When an operational security expert thinks about hotel risks, we typically group them in these buckets:
- physical security
- technological risk
Travel security means you need to think about potential risks you may be exposed to and how you could mitigate them.
What about room security?
First, think you should do when you walk into any hotel room is walk around and identify all potential ingress points. Make sure that they are locked (windows, sliding doors, doors to adjoining rooms, etc).
The front door is your primary risk and anytime you are in the room, you should always use all of the protection mechanisms made available to you (lock, hasp and deadbolt).
When travelling, I always carry a light and cheap Addalock to provide an additional level of safety.
If I'm going to sleep and believe that the risk level may be higher than normal, I will stack the glass cups (water and coffee) in front of the door so any attempted opening will cause them to fall and wake me up.
Are peepholes in hotel rooms really an issue?
The short answer is yes.

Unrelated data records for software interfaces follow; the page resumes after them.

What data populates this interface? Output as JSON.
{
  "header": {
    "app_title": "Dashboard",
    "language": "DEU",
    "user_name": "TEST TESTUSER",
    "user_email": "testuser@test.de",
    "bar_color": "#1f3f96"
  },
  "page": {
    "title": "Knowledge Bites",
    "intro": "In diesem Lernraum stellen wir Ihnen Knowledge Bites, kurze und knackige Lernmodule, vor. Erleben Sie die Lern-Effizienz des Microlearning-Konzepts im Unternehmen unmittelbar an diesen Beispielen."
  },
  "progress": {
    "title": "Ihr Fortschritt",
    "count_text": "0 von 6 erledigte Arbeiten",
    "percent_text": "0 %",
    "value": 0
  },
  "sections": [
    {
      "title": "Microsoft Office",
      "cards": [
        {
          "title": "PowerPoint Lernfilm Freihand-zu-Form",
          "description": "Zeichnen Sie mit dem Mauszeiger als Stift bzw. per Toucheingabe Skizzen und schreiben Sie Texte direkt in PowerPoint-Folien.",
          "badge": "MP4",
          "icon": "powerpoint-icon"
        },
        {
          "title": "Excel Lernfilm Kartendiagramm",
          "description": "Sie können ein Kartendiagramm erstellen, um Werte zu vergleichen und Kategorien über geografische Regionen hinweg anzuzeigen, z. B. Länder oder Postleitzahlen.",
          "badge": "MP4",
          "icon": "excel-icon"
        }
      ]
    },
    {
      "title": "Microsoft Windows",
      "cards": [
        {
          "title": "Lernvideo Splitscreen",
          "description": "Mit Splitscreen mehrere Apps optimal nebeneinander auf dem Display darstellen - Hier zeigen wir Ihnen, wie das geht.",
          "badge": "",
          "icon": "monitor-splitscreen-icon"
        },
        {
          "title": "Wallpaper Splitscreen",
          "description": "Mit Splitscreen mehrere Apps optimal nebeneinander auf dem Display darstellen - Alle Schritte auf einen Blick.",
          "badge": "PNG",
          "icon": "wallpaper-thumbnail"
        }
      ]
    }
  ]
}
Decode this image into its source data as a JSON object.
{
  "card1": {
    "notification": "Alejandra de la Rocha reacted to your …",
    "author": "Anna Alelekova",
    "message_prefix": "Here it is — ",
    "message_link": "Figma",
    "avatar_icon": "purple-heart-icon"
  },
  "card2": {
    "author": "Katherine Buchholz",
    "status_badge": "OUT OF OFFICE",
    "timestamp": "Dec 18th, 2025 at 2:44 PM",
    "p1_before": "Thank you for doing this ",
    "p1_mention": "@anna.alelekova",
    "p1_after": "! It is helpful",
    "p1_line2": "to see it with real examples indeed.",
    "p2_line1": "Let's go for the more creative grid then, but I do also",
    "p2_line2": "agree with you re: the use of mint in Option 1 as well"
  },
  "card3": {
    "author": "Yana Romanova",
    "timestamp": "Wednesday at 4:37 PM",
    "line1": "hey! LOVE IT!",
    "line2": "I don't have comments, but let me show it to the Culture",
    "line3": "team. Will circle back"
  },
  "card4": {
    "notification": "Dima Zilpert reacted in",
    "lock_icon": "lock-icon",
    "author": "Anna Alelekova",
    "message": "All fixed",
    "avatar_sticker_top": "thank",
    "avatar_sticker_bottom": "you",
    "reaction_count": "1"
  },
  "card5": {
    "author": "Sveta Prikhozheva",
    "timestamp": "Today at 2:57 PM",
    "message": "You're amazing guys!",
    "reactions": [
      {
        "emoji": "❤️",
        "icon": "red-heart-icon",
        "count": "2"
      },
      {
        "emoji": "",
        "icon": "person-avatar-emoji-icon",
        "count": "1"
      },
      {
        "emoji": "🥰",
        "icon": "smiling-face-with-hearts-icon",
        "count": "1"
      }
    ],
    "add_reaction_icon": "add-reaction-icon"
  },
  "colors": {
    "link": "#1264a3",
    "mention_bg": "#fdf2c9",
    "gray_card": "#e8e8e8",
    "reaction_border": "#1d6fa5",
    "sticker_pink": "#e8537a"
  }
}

There are inexpensive adapters that reverse the magnification of a peephole and allow a threat actor to watch you inside your room. I have even seen some with smartphone adapters so you can even record video.
Tip: If the peephole doesn't have a cover built-in, roll up some toilet paper and shove it in the peephole.
Is a hotel safer than an AirBNB?
This is a question I receive regularly and the answer isn't simple.
Most AirBNBs are located in non-descript residential buildings and therefore could allow you to blend in with the locals. Remember that you have to trust the Airbnb host.
A hotel, on the other hand, is flashy and everyone knows where it is (forget about blending in) but these establishments typically have stronger better-designed security,
Hotels typically set up shop in safer neighbourhoods whereas an Airbnb can be anywhere.
You need to do some research and determine what your risk profile is and then determine which solution best meets your requirements.
What should I look for before booking a hotel room?
In an emergency situation, you are ultimately responsible for your own safety. An ounce of prevention is worth a pound of cure. Do your research before booking a hotel and the room. I generally want a non-biased third party to provide the below answers. If that is not possible then I try to stick to major Western chains that usually will be fairly honest with their answers.
- Choose a hotel where the room locks are electronics. This makes it harder for previous guests or “bad guys” to have access to your room. Ask for 2 copies of the room key and keep both on you. If you misplace or lose one, immediately notify the hotel and have replacements made.
- Make sure the room is equipped with a deadbolt lock and a peephole
- Most of us do not pay attention to the hotel’s fire suppression system but trust me this one is important. Make sure your room is equipped with a smoke detector and that each room (and the hallways) have visible sprinkler systems. In many countries, the fire response teams are not as fast, well equipped or trained as in North America.
- Make sure that the hotel environment is secure with proper fencing and that the guest areas are well lit (parking, hallways, ice rooms, etc).
- Generally, I prefer hotels where the elevator leaving the parking area only goes to the lobby (and not directly to the rooms).
- I try to make sure that any hotel I choose has adequate security personnel. I like to see uniformed security personnel that seem to be well trained and adequately equipped (in this case adequate depends on the area.) They should be willing to escort you to your room or vehicle if requested.
- I recommend you contact the foreign affairs ministry of your country (DFAIT in Canada, US Embassy for the USA, etc). Ask them about the area the hotel is located in and determine how safe it is.
How do I ensure my stuff hasn't been tampered with?
If you have read my other articles, I talk about hotels being a prime target for intelligence gathering. Where possible, take all of your "stuff" (passports, money, electronics, etc) with you. Sometimes that isn't possible or desirable, so what do you do.
Make sure everything is turned off (not in hibernation or sleep mode).
Use discreet alignment of your "stuff" to detect if anyone has tampered with it. Discreet alignment means that everything has been placed in specific ways so you will detect the slightest movement. As an example, maybe you place a water bottle 1 thumb away from the USB port of your laptop. When you come back, you will immediately know if someone tampered with that port (if the alignment is off).
You can also use cardinal bearings (alone or with discreet alignment). Cardinal bearings are basically compass headings. So you place the protective item (coffee cup in front of the sensitive USB port) and make sure the handle of the coffee cup has a perfect bearing of north. You can also use pens or anything else that is easy to move.
Once you have set up your environment, take pictures of it with your smartphone camera.
If you are being tracked, make sure everything looks natural. You do not want anyone to suspect that you are laying traps.
Using the do not disturb sign
In security, we want as much advanced notification as possible that something is wrong. The trick here is to place the do not disturb sign on your door but to do it in a way that is unique but natural. As an example, instead of letting the sign just hang freely from the handle, you place the edge into the door frame so it is on a slight angle. To most people, it will seem like you left in a hurry and the sign justs got stuck in the door. If you come back and the sign is no longer on an angle stuck in the door frame (aka it is hanging freely), that means someone was in your room and that you should approach with caution.